In 1949, anthropologist Marius Barbeau recruited Margaret Sargent, a young classically- trained musician from Ontario, to work for him at the National Museum of Canada.
As the first ever musicologist to be employed by this institution, Margaret’s first task was to transfer Barbeau’s wax cylinder sound recordings to magnetic tape.
While working on Barbeau’s massive collection, Margaret became interested in collecting folk songs and proposed to him the idea of going to Newfoundland to do research.
With Barbeau’s support, in 1950, she spent eight weeks in the province, collecting folk songs, fiddle tunes, and other folklore materials mainly in St. John’s and Branch.

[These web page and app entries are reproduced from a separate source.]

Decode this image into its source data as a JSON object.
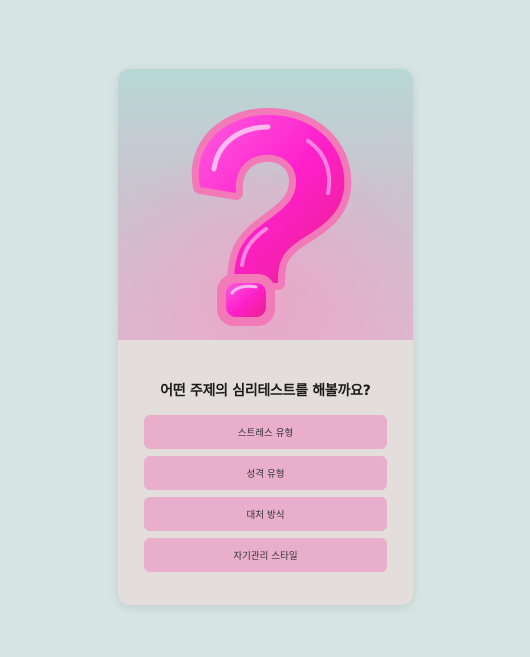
{
  "quiz": {
    "question": "어떤 주제의 심리테스트를 해볼까요?",
    "options": [
      {
        "label": "스트레스 유형"
      },
      {
        "label": "성격 유형"
      },
      {
        "label": "대처 방식"
      },
      {
        "label": "자기관리 스타일"
      }
    ]
  },
  "hero": {
    "icon": "question-mark-icon",
    "colors": {
      "gradient_top": "#b8d8d6",
      "gradient_bottom": "#dcb8ce",
      "icon_main": "#ff2fd0",
      "icon_edge": "#f05aa8"
    }
  },
  "theme": {
    "page_background": "#d6e4e3",
    "card_background": "#e3dedb",
    "button_color": "#e9aecb",
    "text_color": "#1a1a1a"
  }
}
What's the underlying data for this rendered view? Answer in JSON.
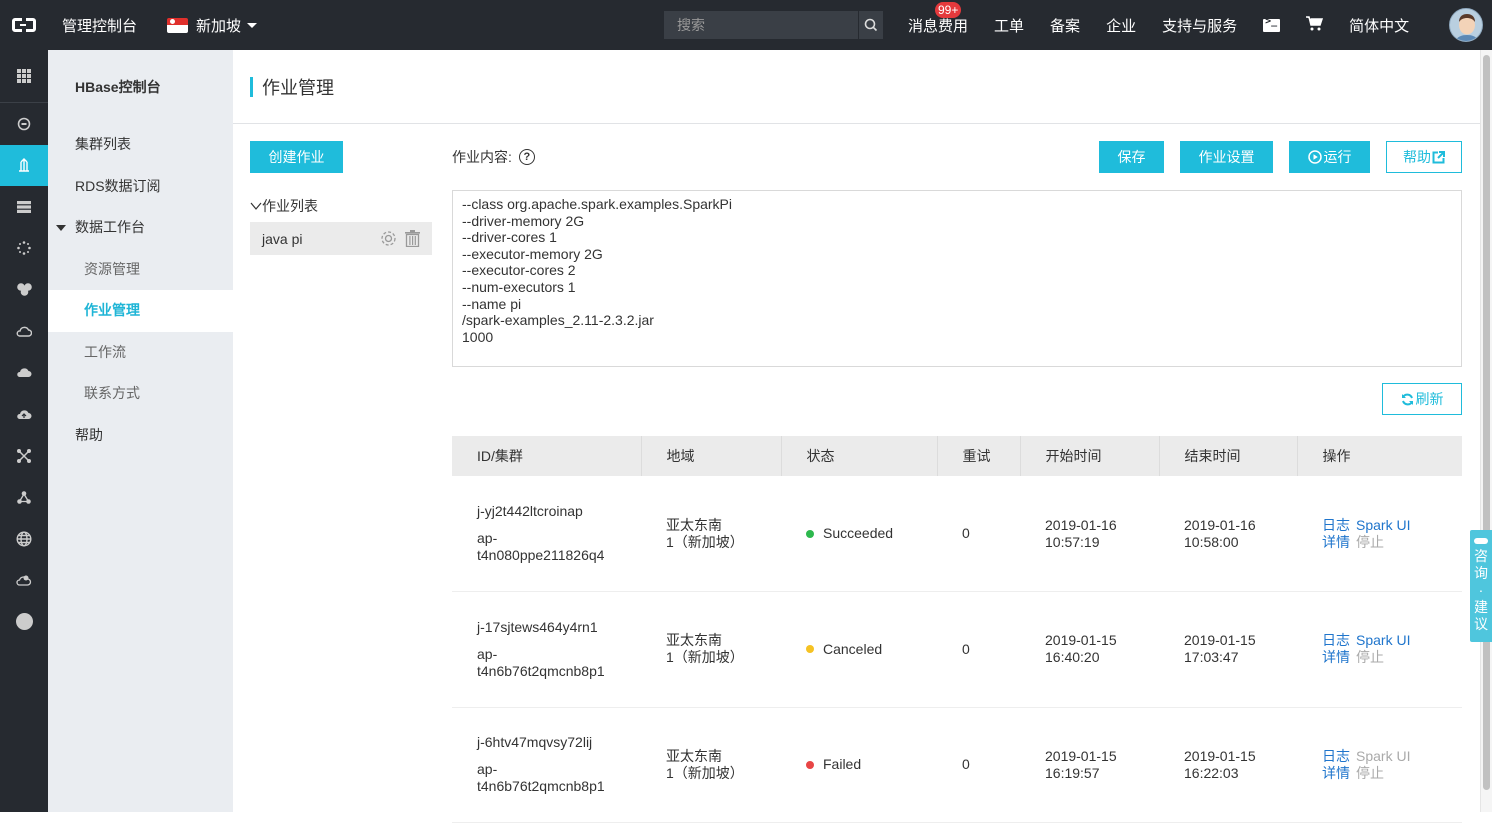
{
  "topbar": {
    "console_label": "管理控制台",
    "region": "新加坡",
    "search_placeholder": "搜索",
    "nav": [
      {
        "label": "消息",
        "badge": "99+"
      },
      {
        "label": "费用"
      },
      {
        "label": "工单"
      },
      {
        "label": "备案"
      },
      {
        "label": "企业"
      },
      {
        "label": "支持与服务"
      }
    ],
    "language": "简体中文"
  },
  "rail": {
    "icons": [
      "apps-grid-icon",
      "search-chat-icon",
      "hbase-icon",
      "server-icon",
      "dots-ring-icon",
      "cluster-icon",
      "cloud-outline-icon",
      "cloud-network-icon",
      "cloud-upload-icon",
      "network-cross-icon",
      "nodes-icon",
      "globe-icon",
      "cloud-gear-icon",
      "circle-icon"
    ],
    "active_index": 2
  },
  "sidebar": {
    "title": "HBase控制台",
    "items": [
      {
        "label": "集群列表"
      },
      {
        "label": "RDS数据订阅"
      },
      {
        "label": "数据工作台",
        "expanded": true
      },
      {
        "label": "资源管理",
        "sub": true
      },
      {
        "label": "作业管理",
        "sub": true,
        "active": true
      },
      {
        "label": "工作流",
        "sub": true
      },
      {
        "label": "联系方式",
        "sub": true
      },
      {
        "label": "帮助"
      }
    ]
  },
  "page": {
    "title": "作业管理",
    "create_button": "创建作业",
    "job_list_title": "作业列表",
    "jobs": [
      {
        "name": "java pi"
      }
    ],
    "content_label": "作业内容:",
    "buttons": {
      "save": "保存",
      "settings": "作业设置",
      "run": "运行",
      "help": "帮助",
      "refresh": "刷新"
    },
    "editor_content": "--class org.apache.spark.examples.SparkPi\n--driver-memory 2G\n--driver-cores 1\n--executor-memory 2G\n--executor-cores 2\n--num-executors 1\n--name pi\n/spark-examples_2.11-2.3.2.jar\n1000"
  },
  "table": {
    "headers": [
      "ID/集群",
      "地域",
      "状态",
      "重试",
      "开始时间",
      "结束时间",
      "操作"
    ],
    "rows": [
      {
        "id": "j-yj2t442ltcroinap",
        "cluster_a": "ap-",
        "cluster_b": "t4n080ppe211826q4",
        "region_a": "亚太东南",
        "region_b": "1（新加坡）",
        "status": "Succeeded",
        "status_color": "#2db84d",
        "retry": "0",
        "start_date": "2019-01-16",
        "start_time": "10:57:19",
        "end_date": "2019-01-16",
        "end_time": "10:58:00",
        "ops": {
          "log": "日志",
          "spark_ui": "Spark UI",
          "spark_ui_enabled": true,
          "detail": "详情",
          "stop": "停止"
        }
      },
      {
        "id": "j-17sjtews464y4rn1",
        "cluster_a": "ap-",
        "cluster_b": "t4n6b76t2qmcnb8p1",
        "region_a": "亚太东南",
        "region_b": "1（新加坡）",
        "status": "Canceled",
        "status_color": "#f5c223",
        "retry": "0",
        "start_date": "2019-01-15",
        "start_time": "16:40:20",
        "end_date": "2019-01-15",
        "end_time": "17:03:47",
        "ops": {
          "log": "日志",
          "spark_ui": "Spark UI",
          "spark_ui_enabled": true,
          "detail": "详情",
          "stop": "停止"
        }
      },
      {
        "id": "j-6htv47mqvsy72lij",
        "cluster_a": "ap-",
        "cluster_b": "t4n6b76t2qmcnb8p1",
        "region_a": "亚太东南",
        "region_b": "1（新加坡）",
        "status": "Failed",
        "status_color": "#e84545",
        "retry": "0",
        "start_date": "2019-01-15",
        "start_time": "16:19:57",
        "end_date": "2019-01-15",
        "end_time": "16:22:03",
        "ops": {
          "log": "日志",
          "spark_ui": "Spark UI",
          "spark_ui_enabled": false,
          "detail": "详情",
          "stop": "停止"
        }
      }
    ]
  },
  "feedback": [
    "咨",
    "询",
    "·",
    "建",
    "议"
  ],
  "colors": {
    "accent": "#1fbcdb",
    "topbar": "#262a30",
    "link": "#1f75cc"
  }
}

Despite launching the first Canadian-funded research into Newfoundland’s folk song traditions, little is known about Margaret’s activities for the National Museum, mainly because she published nothing of her Newfoundland work. Instead, her successor Kenneth Peacock is often viewed as launching this research.

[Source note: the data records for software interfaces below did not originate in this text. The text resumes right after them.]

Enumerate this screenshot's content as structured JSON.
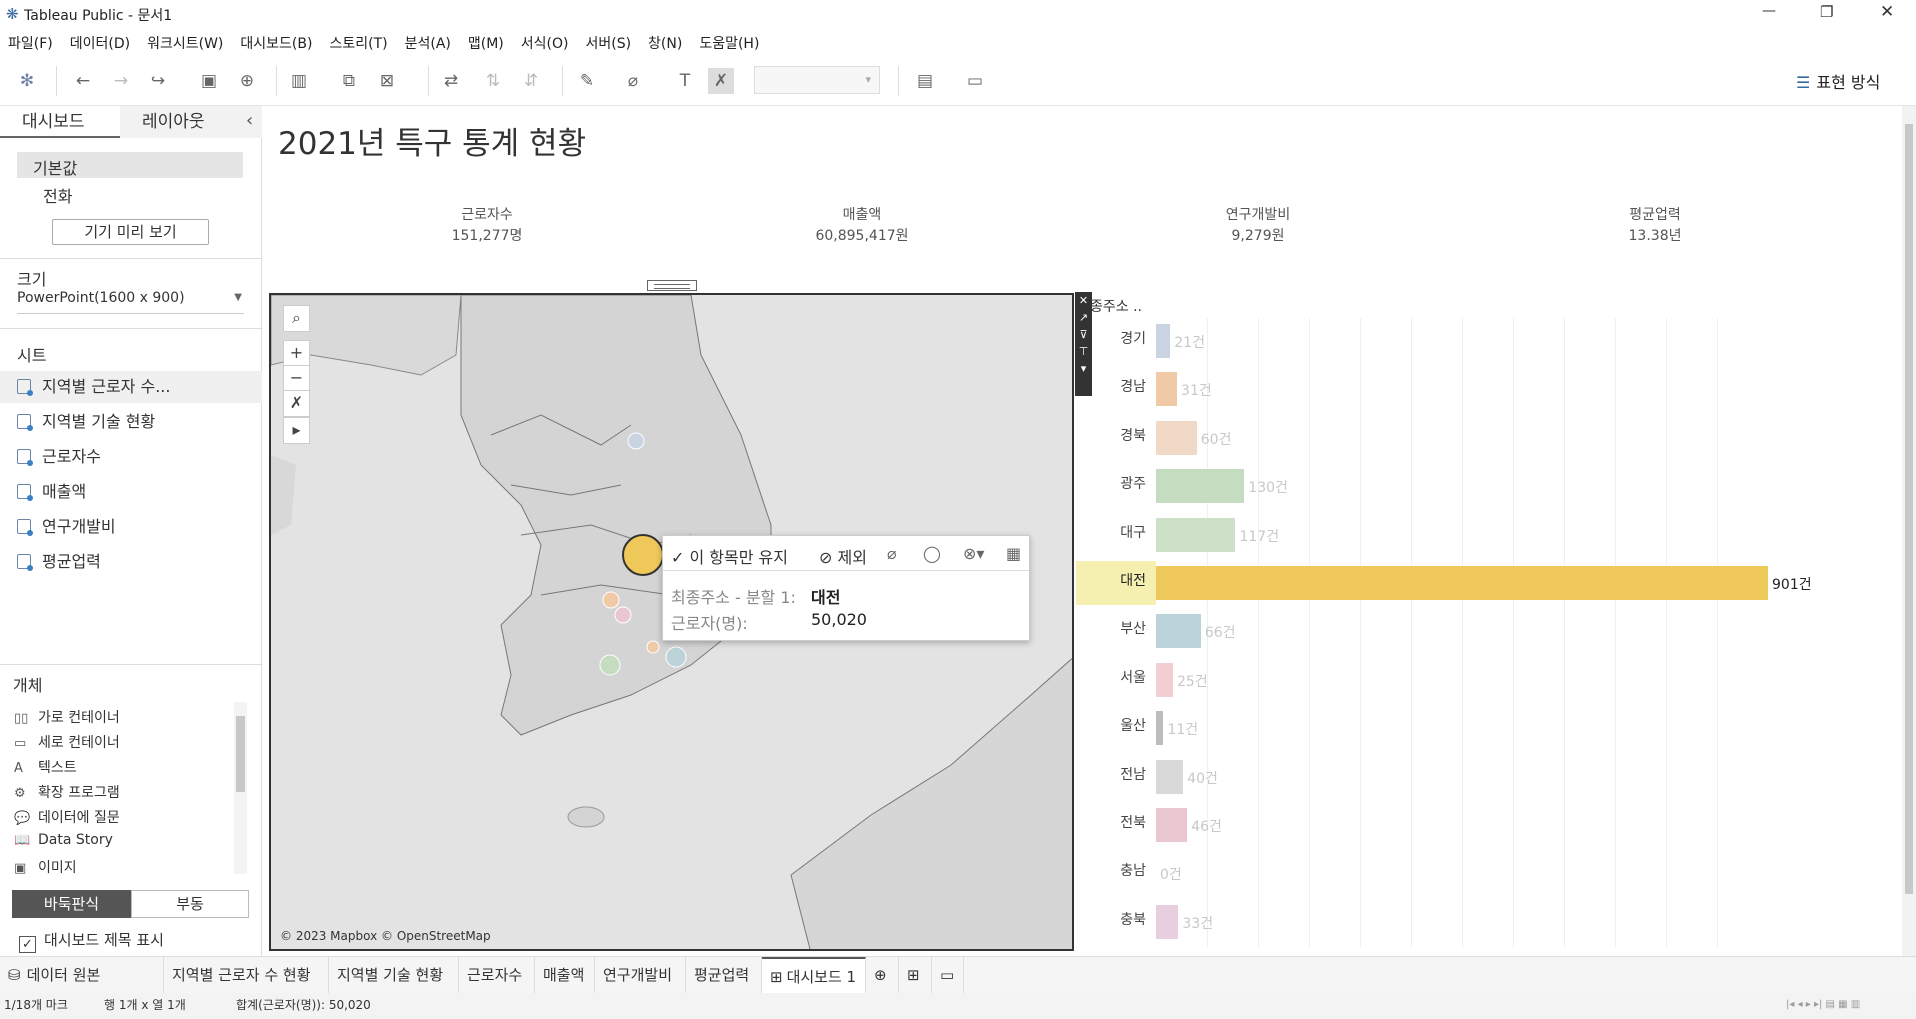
{
  "app": {
    "title": "Tableau Public - 문서1"
  },
  "window_controls": {
    "minimize": "—",
    "maximize": "❐",
    "close": "✕"
  },
  "menu": [
    "파일(F)",
    "데이터(D)",
    "워크시트(W)",
    "대시보드(B)",
    "스토리(T)",
    "분석(A)",
    "맵(M)",
    "서식(O)",
    "서버(S)",
    "창(N)",
    "도움말(H)"
  ],
  "toolbar": {
    "show_me_label": "표현 방식"
  },
  "left_panel": {
    "tabs": [
      "대시보드",
      "레이아웃"
    ],
    "collapse_glyph": "‹",
    "device_default": "기본값",
    "device_phone": "전화",
    "device_preview_button": "기기 미리 보기",
    "size_title": "크기",
    "size_value": "PowerPoint(1600 x 900)",
    "sheets_title": "시트",
    "sheets": [
      "지역별 근로자 수...",
      "지역별 기술 현황",
      "근로자수",
      "매출액",
      "연구개발비",
      "평균업력"
    ],
    "objects_title": "개체",
    "objects": [
      {
        "icon": "horizontal-container-icon",
        "glyph": "▯▯",
        "label": "가로 컨테이너"
      },
      {
        "icon": "vertical-container-icon",
        "glyph": "▭",
        "label": "세로 컨테이너"
      },
      {
        "icon": "text-icon",
        "glyph": "A",
        "label": "텍스트"
      },
      {
        "icon": "extension-icon",
        "glyph": "⚙",
        "label": "확장 프로그램"
      },
      {
        "icon": "ask-data-icon",
        "glyph": "💬",
        "label": "데이터에 질문"
      },
      {
        "icon": "data-story-icon",
        "glyph": "📖",
        "label": "Data Story"
      },
      {
        "icon": "image-icon",
        "glyph": "▣",
        "label": "이미지"
      }
    ],
    "layout_tiled": "바둑판식",
    "layout_floating": "부동",
    "show_title_check": "대시보드 제목 표시"
  },
  "dashboard": {
    "title": "2021년 특구 통계 현황",
    "kpis": [
      {
        "label": "근로자수",
        "value": "151,277명"
      },
      {
        "label": "매출액",
        "value": "60,895,417원"
      },
      {
        "label": "연구개발비",
        "value": "9,279원"
      },
      {
        "label": "평균업력",
        "value": "13.38년"
      }
    ],
    "map": {
      "attribution": "© 2023 Mapbox © OpenStreetMap"
    },
    "tooltip": {
      "keep_only": "✓ 이 항목만 유지",
      "exclude": "⊘ 제외",
      "field_label": "최종주소 - 분할 1:",
      "field_value": "대전",
      "measure_label": "근로자(명):",
      "measure_value": "50,020"
    },
    "bar_header": "종주소 .."
  },
  "chart_data": {
    "type": "bar",
    "orientation": "horizontal",
    "categories": [
      "경기",
      "경남",
      "경북",
      "광주",
      "대구",
      "대전",
      "부산",
      "서울",
      "울산",
      "전남",
      "전북",
      "충남",
      "충북"
    ],
    "values": [
      21,
      31,
      60,
      130,
      117,
      901,
      66,
      25,
      11,
      40,
      46,
      0,
      33
    ],
    "labels": [
      "21건",
      "31건",
      "60건",
      "130건",
      "117건",
      "901건",
      "66건",
      "25건",
      "11건",
      "40건",
      "46건",
      "0건",
      "33건"
    ],
    "colors": [
      "#c9d3e2",
      "#f0c9a6",
      "#f1d9c8",
      "#c6dcc0",
      "#cfe0c8",
      "#efc85a",
      "#bcd3d9",
      "#f2cfd4",
      "#bdbdbd",
      "#d9d9d9",
      "#e8c7d1",
      "#dddddd",
      "#e8cfe0"
    ],
    "highlighted": "대전",
    "xlim": [
      0,
      901
    ]
  },
  "sheet_tabs": [
    "데이터 원본",
    "지역별 근로자 수 현황",
    "지역별 기술 현황",
    "근로자수",
    "매출액",
    "연구개발비",
    "평균업력",
    "대시보드 1"
  ],
  "status": {
    "marks": "1/18개 마크",
    "rows_cols": "행 1개  x  열 1개",
    "sum": "합계(근로자(명)): 50,020"
  }
}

Although Peacock later visited the province six times, eventually publishing a three-volume collection, Songs of the Newfoundland Outports (1965), it was Margaret who initiated the Museum’s folk song research program in that province.
But the interviews with Margaret, as well as her field notes and tapes, provide a detailed account of her Newfoundland fieldwork and of the kinds of material she was able to acquire during her one summer there.
It highlights the fieldwork challenges she faced while in Newfoundland and how her groundbreaking research paved the way for Peacock’s later work.
A more detailed account of Margaret Sargent-McTaggart’s years at the National Museum of Canada can be found here.
Margaret Sargent McTaggart ended up living in Vancouver. She passed in 2020 at over 100 years old.
Her son, Bruce, grew up sharing her passion for folk music, and is a member and regular attendee at the Rogue Folk Club.
His desire to help to raise awareness of his mother’s work led to his participation in this project.
The centerpiece of this evening of celebration is the Newfoundland folk band Rum Ragged.
Formed by Aaron Collis and Mark Manning, Rum Ragged takes a bold approach to the distinct folk music of their home, Newfoundland.
These new champions of East Coast music enliven and enlighten audiences with both songs and tune sets, which they deliver with an honest swagger that is far beyond their years.
With reverence for their roots and a creative, contemporary edge, this young band has quickly become known as the finest purveyors of their great living musical tradition.
These 2021 Juno Award nominees take a bold approach to the distinct folk music of their home province.
Since its inception in 2016, Rum Ragged has maintained a rigorous tour schedule, performing at some of the world’s premier folk, Celtic and roots venues all while managing to record four acclaimed, award-winning studio albums.
Mark Manning has said that Margaret Sargent McTaggart would have been the first person to travel to his home area on the Rock to collect music. The band is going to add a few of the tunes she collected to their regular set in her honour.
This important evening takes place at The Rogue Folk Club’s regular venue, the Mel Lehan Hall at St. James on Friday, Nov. 10. Opening the night will be the fiddle duo Twin Embers featuring the talented Annika Wilson and Danie Lenny. They will play a short set of Newfoundland tunes to get everyone in the mood.
While tickets to the in-person show are sold out, the event will be livestreamed and can be enjoyed by anyone in Canada. To buy a ticket to watch at home, go here: https://www.roguefolk.bc.ca/concerts/ev23111020